US and Brazilian politicians are looking for ways to co-operate on an investigation into violent protests in Brasilia this weekend, sharing lessons from inquiries into the attack on the US Capitol, sources said.
The initial discussions occurred as more than 70 legislators in the two countries signed a joint statement denouncing “anti-democratic” forces trying to overturn recent elections with political violence.
Supporters of former president Jair Bolsonaro ransacked Brazil's Congress, Supreme Court and presidential palace on Sunday, calling for a military coup to overturn the October election won by Luiz Inacio “Lula” da Silva, who took office on January 1.
The office of US Representative Bennie Thompson, chairman of the recently dissolved House committee that investigated the January 6, 2021, attack on the US Capitol, is discussing collaboration, one of the sources said.
“I am extremely proud of the January 6 Select Committee's work and final report. If [it] serves as a model for similar investigations, I will help out in any way possible,” Mr Thompson said.
Brazil's Senate President Rodrigo Pacheco has also discussed the idea of an exchange with the top US diplomat in Brasilia, said another source.
The source, who is close to Mr Pacheco, said the US embassy's charge d'affaires, Douglas Koneff, was receptive to the idea of sharing knowledge from the investigation of then-president Donald Trump's supporters who attacked the Capitol in a failed attempt to stop Congress from certifying Joe Biden's election win.
Mr Pacheco's office and the US Embassy in Brasilia did not immediately respond to requests for comment.
US Secretary of State Antony Blinken said on Wednesday that Washington had not received any specific requests from Brazil regarding the violence in Brasilia, but it would respond “expeditiously” if and when a request arrives.
Separately, a group of 74 federal lawmakers in the US and Brazil released a joint statement on Wednesday condemning the political violence in Brasilia and Washington that came two years and two days apart.

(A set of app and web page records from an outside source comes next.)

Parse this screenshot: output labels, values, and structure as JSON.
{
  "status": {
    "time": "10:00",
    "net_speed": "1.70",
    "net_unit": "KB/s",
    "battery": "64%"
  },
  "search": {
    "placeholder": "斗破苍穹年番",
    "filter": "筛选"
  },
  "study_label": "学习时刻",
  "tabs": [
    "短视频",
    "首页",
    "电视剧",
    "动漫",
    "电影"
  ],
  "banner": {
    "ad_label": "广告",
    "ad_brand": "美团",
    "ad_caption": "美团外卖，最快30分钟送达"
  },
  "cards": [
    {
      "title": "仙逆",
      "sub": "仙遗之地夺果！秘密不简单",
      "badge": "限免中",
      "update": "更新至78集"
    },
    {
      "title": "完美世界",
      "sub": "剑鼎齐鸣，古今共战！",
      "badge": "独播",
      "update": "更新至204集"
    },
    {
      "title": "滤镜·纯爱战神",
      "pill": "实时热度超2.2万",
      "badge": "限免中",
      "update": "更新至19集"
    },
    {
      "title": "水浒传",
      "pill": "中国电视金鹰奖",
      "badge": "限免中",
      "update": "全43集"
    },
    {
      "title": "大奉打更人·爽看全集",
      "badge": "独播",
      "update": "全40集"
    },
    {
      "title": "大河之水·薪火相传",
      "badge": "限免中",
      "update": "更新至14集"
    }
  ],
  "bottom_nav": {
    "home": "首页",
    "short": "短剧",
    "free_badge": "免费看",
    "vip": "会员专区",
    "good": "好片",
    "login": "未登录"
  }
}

The statement, signed mainly by progressive politicians in both countries, was articulated by the Washington Brazil Office, a group promoting bilateral dialogue in defence of human rights and sustainable development.
“It is no secret that ultra-right agitators in Brazil and the US are co-ordinating efforts,” they wrote, citing ties between associates of Mr Trump and Mr Bolsonaro. “Just as far right extremists are co-ordinating their efforts to undermine democracy, we must stand united in our efforts to protect it.”
The January 6 committee's final report, released last month, said Mr Trump should face criminal charges for inciting the deadly riot.
The report listed 17 specific findings, discussed the legal implications of actions by the former president and some of his associates, and included criminal referrals of Mr Trump and other individuals to the Justice Department.